(Stored entries)
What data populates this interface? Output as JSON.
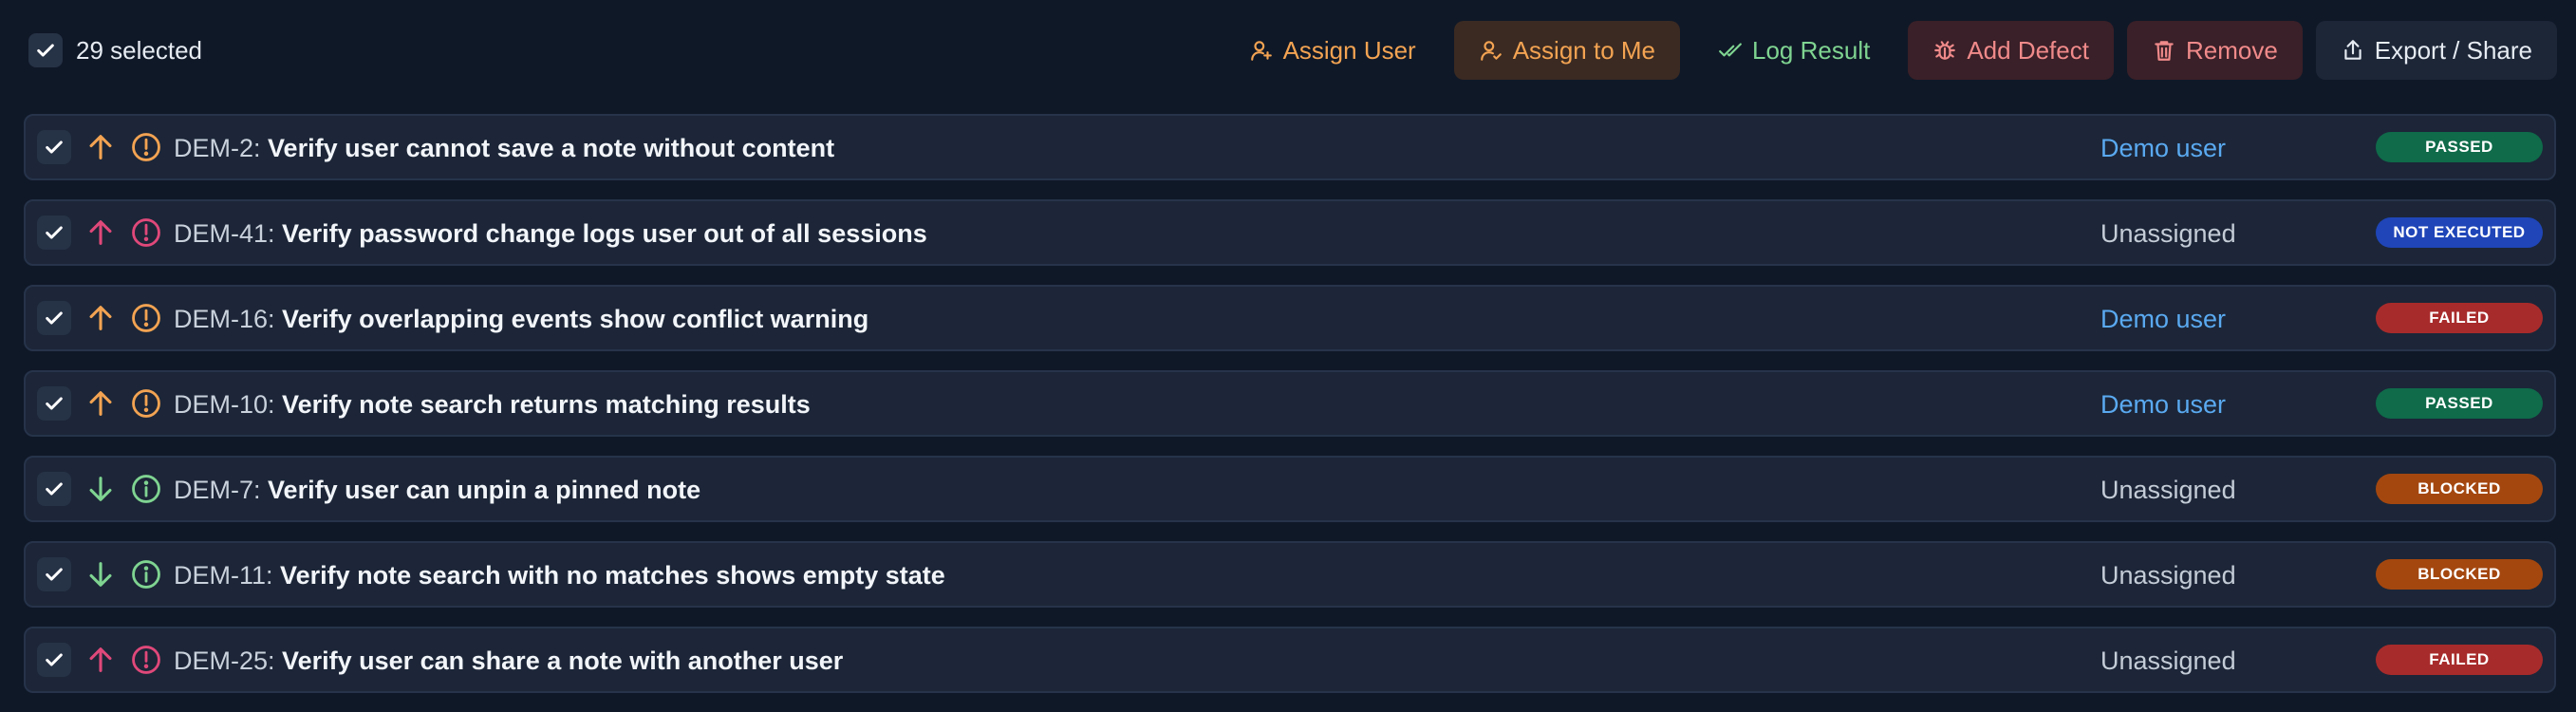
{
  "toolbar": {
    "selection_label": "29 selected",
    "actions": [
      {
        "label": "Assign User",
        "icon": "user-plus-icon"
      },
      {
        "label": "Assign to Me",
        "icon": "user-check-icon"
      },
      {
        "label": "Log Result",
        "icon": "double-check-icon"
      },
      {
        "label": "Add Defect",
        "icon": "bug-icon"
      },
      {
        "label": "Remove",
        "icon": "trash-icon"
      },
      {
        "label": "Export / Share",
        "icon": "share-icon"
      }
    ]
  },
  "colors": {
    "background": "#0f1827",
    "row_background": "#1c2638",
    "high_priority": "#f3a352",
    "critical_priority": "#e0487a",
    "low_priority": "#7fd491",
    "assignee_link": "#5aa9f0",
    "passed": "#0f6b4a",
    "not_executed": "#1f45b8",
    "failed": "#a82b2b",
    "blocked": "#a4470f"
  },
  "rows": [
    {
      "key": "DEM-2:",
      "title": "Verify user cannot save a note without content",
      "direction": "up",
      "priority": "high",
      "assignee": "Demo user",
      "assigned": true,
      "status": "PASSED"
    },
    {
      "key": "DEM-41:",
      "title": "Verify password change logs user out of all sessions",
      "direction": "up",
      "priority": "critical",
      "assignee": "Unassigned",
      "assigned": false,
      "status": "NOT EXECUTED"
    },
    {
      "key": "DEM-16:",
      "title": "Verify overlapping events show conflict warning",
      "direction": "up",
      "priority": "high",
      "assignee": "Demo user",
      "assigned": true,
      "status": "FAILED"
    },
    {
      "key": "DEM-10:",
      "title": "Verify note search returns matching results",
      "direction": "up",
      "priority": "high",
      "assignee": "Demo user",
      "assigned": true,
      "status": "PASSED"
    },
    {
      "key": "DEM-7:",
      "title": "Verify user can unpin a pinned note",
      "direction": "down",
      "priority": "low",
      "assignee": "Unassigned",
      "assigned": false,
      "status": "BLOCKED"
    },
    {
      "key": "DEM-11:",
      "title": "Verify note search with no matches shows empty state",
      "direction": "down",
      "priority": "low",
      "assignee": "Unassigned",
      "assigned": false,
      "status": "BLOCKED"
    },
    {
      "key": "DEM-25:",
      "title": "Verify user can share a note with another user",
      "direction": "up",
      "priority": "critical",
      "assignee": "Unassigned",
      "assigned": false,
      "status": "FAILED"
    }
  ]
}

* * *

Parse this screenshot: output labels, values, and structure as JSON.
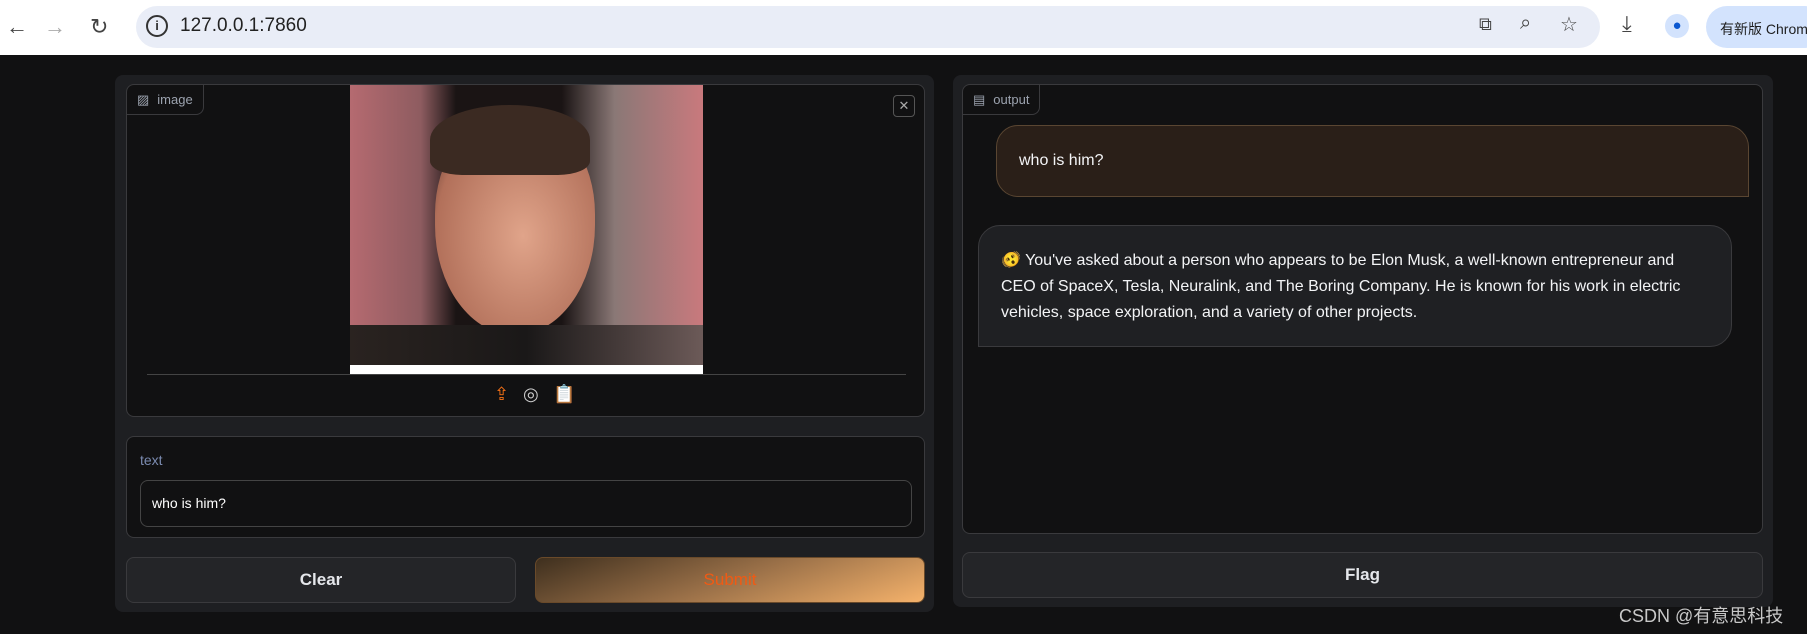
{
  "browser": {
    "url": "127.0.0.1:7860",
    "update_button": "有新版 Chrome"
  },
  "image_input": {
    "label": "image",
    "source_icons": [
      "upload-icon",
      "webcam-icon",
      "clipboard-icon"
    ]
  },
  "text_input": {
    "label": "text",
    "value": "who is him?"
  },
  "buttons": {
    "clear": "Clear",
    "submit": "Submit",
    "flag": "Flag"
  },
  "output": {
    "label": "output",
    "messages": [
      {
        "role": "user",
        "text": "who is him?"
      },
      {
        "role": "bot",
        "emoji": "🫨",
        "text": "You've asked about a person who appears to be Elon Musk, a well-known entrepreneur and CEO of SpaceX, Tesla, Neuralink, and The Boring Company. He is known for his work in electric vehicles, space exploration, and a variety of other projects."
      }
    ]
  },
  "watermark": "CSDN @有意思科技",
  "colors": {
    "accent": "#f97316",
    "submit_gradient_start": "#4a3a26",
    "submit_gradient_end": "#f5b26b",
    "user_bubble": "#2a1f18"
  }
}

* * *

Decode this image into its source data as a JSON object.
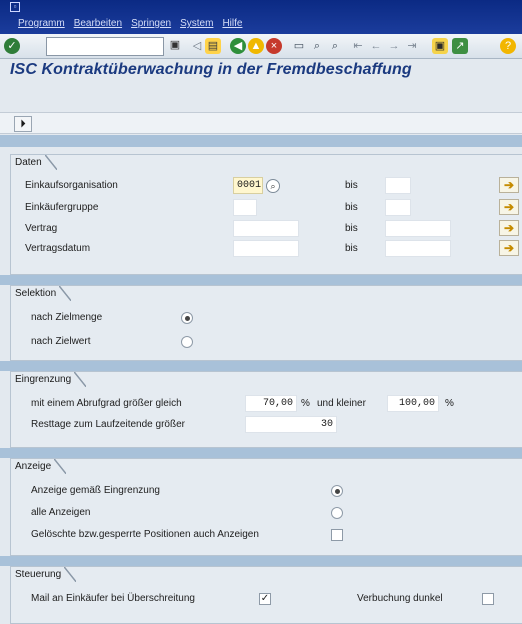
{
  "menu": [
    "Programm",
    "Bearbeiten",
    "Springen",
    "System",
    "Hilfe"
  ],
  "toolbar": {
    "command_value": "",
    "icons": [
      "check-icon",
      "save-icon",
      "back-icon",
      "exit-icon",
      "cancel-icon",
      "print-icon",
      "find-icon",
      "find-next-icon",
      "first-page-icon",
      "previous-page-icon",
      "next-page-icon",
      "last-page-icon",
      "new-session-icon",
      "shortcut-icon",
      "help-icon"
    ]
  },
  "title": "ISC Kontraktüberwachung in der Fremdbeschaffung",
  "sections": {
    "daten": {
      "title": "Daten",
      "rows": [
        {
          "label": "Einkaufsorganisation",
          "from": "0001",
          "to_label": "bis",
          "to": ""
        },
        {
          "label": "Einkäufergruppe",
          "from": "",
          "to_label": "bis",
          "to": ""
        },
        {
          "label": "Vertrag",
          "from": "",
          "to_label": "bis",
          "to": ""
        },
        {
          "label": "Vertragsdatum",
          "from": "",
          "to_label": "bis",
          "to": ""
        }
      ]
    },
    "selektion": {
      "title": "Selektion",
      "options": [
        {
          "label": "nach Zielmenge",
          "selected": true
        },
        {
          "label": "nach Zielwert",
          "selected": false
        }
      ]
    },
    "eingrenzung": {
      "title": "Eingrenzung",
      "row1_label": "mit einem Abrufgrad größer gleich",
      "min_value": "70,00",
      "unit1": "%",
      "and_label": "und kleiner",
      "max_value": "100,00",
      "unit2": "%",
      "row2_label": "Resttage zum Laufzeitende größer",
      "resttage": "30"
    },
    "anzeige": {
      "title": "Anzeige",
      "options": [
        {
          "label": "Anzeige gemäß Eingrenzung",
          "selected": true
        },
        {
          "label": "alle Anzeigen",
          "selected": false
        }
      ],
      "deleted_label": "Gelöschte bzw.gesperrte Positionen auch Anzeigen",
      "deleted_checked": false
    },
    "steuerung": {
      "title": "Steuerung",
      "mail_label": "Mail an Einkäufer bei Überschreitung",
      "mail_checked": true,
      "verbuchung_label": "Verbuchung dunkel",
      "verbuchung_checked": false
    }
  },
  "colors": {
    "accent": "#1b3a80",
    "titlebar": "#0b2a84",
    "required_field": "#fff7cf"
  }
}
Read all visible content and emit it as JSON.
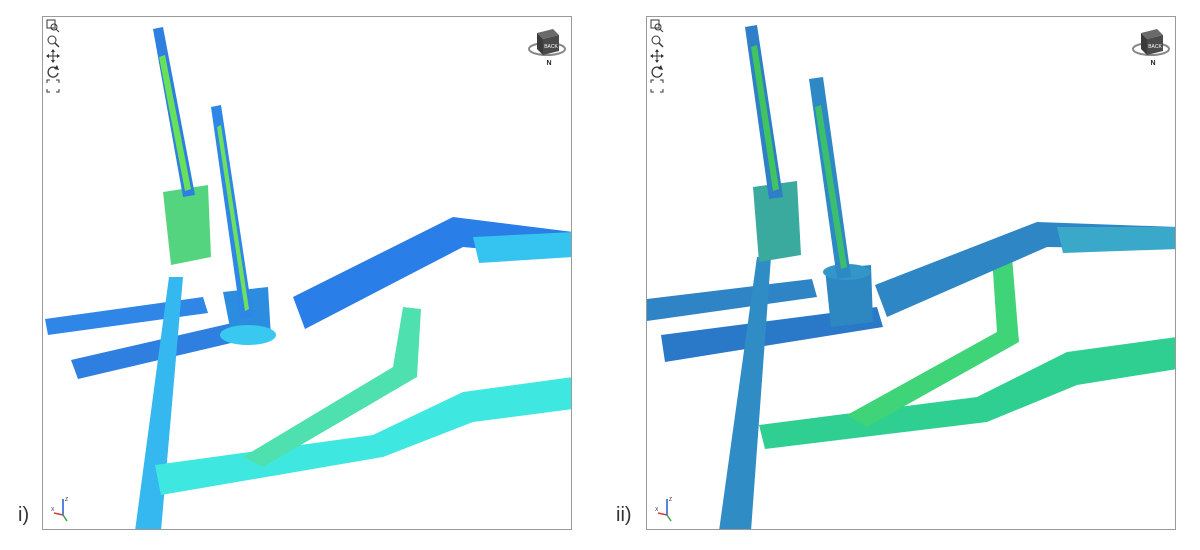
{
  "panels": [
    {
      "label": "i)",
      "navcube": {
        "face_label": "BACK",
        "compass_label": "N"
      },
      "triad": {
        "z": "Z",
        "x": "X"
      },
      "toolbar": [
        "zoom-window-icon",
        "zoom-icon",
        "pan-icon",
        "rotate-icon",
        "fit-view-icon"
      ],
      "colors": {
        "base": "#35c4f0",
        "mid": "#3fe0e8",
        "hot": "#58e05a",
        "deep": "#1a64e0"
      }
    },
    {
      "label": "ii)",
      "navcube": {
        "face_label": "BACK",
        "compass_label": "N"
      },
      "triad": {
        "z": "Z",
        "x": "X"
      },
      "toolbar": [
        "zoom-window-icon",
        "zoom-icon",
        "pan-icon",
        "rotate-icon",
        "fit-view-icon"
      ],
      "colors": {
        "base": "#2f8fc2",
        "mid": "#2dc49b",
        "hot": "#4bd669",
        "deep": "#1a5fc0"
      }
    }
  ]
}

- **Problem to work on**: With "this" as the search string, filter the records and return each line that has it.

- **Finished task**:
What data populates this interface? Output as JSON.
Parse this screenshot: output labels, values, and structure as JSON.
Decode this image into its source data as a JSON object.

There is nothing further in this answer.